Sales forecast: According to a November 27, 2019, report by industry leader, Deere and Company, worldwide sales of agriculture and turf equipment are forecasted to decline 5 to 10 percent for fiscal year 2020, including a negative currency-translation effect of 1 percent. Industry sales of agricultural equipment in the United States and Canada are forecasted to be down about 5 percent, driven by lower demand for large equipment. Full-year industry sales in the EU28 member nations are forecasted to flat as are South American industry sales of tractors and combines. Asian sales are forecasted to be about the same as 2019. Industry sales of turf and utility equipment in the United States and Canada are expected to be flat. Deere expects sales of its agricultural equipment to decline by 5 to 10 percent globally in 2020 because of lower demand for big machinery. “Lingering trade tensions coupled with a year of difficult growing and harvesting conditions have caused many farmers to become cautious about making major investments in new equipment,” said Chief Executive Officer John C. May.
Net farm income impacts equipment sales: Net farm income is a comprehensive indicator of U.S. farm profitability for all crops and livestock and includes cash receipts from farming as well as farm-related income, including government payments and non-cash items like changes in inventories, economic depreciation, and gross imputed rental income, minus cash expenses. As reported by the USDA at the end of November 2019, net farm income is forecasted to increase approximately $8.5 billion (10.2 percent) over 2018 to $92.5 billion driven in part by a 64 percent increase in direct government assistance. Payments from the USDA’s Market Facilitation Program are expected to surpass $19 billion, the highest level in 15 years. If estimates are correct, this could account for more than 20 percent of net farm income in 2019.
Farmers’ ability and willingness to purchase new tractors or combines is heavily influenced by net income. Net farm income is dependent on a combination of the price for goods produced and the cost of production. These variables include, but are not limited to, grain commodity prices, milk prices, cattle prices, cost of feed, cost of fuel, cost of fertilizer, and other factors. Farmers will have a negative outlook and less of a willingness to purchase new assets when commodity prices are falling and/or production costs are increasing, resulting in lower net operating income, translating to less buying power. Over the course of the past 25 years, not only do net farm income increases and decreases correlate with the decline and rise in new and used equipment sales, but they also correlate with the recovery value of used equipment.
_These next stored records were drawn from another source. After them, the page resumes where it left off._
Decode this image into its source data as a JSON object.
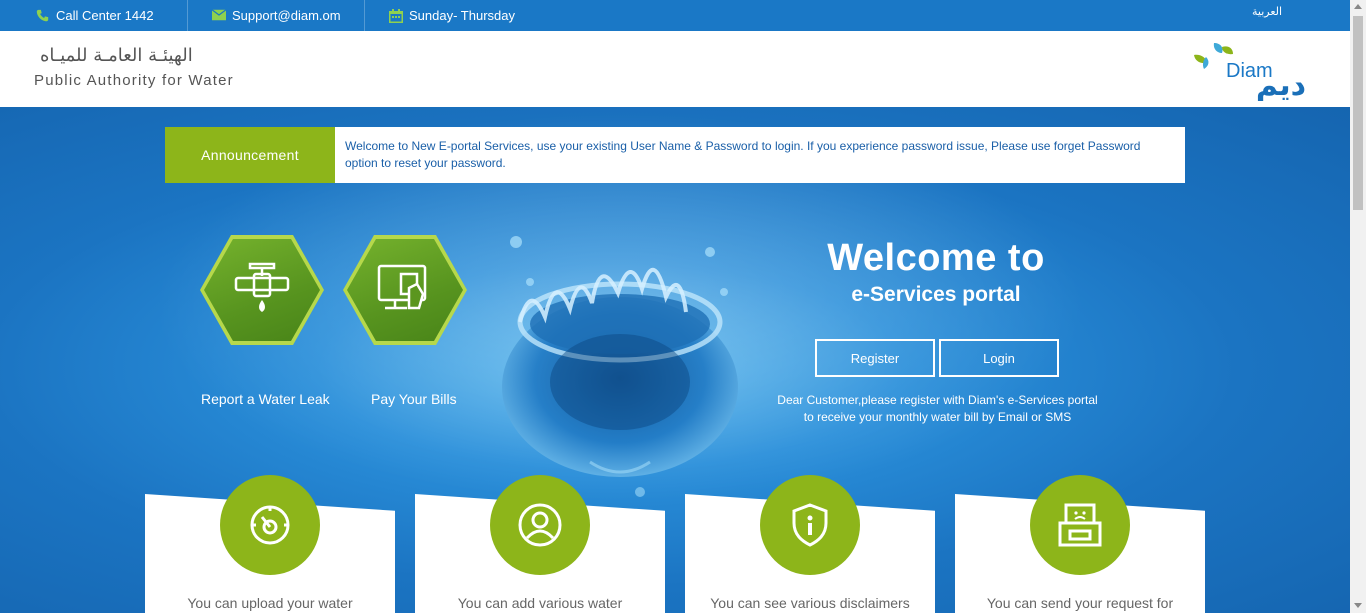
{
  "topbar": {
    "call_center": "Call Center  1442",
    "email": "Support@diam.om",
    "hours": "Sunday- Thursday",
    "language": "العربية"
  },
  "header": {
    "brand_ar": "الهيئـة العامـة للميـاه",
    "brand_en": "Public Authority for Water",
    "logo_latin": "Diam",
    "logo_ar": "ديم"
  },
  "announcement": {
    "label": "Announcement",
    "text": "Welcome to New E-portal Services, use your existing User Name & Password to login. If you experience password issue, Please use forget Password option to reset your password."
  },
  "quick_actions": [
    {
      "label": "Report a Water Leak",
      "icon": "water-leak-icon"
    },
    {
      "label": "Pay Your Bills",
      "icon": "pay-bills-icon"
    }
  ],
  "welcome": {
    "title": "Welcome to",
    "subtitle": "e-Services portal",
    "register_label": "Register",
    "login_label": "Login",
    "info_line1": "Dear Customer,please register with Diam's e-Services portal",
    "info_line2": "to receive your monthly water bill by Email or SMS"
  },
  "cards": [
    {
      "icon": "meter-icon",
      "text": "You can upload your water"
    },
    {
      "icon": "user-icon",
      "text": "You can add various water"
    },
    {
      "icon": "shield-info-icon",
      "text": "You can see various disclaimers"
    },
    {
      "icon": "complaint-box-icon",
      "text": "You can send your request for"
    }
  ],
  "colors": {
    "primary_blue": "#1a78c6",
    "accent_green": "#8db51a",
    "text_link_blue": "#1a5fa8"
  }
}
Gordon Brothers maintains the largest database of used equipment transactions in the industry and a review of the past 20 years of data of large equipment transactions indicates that used equipment prices, as a percentage of replacement cost, also rise at times of increased net farm income.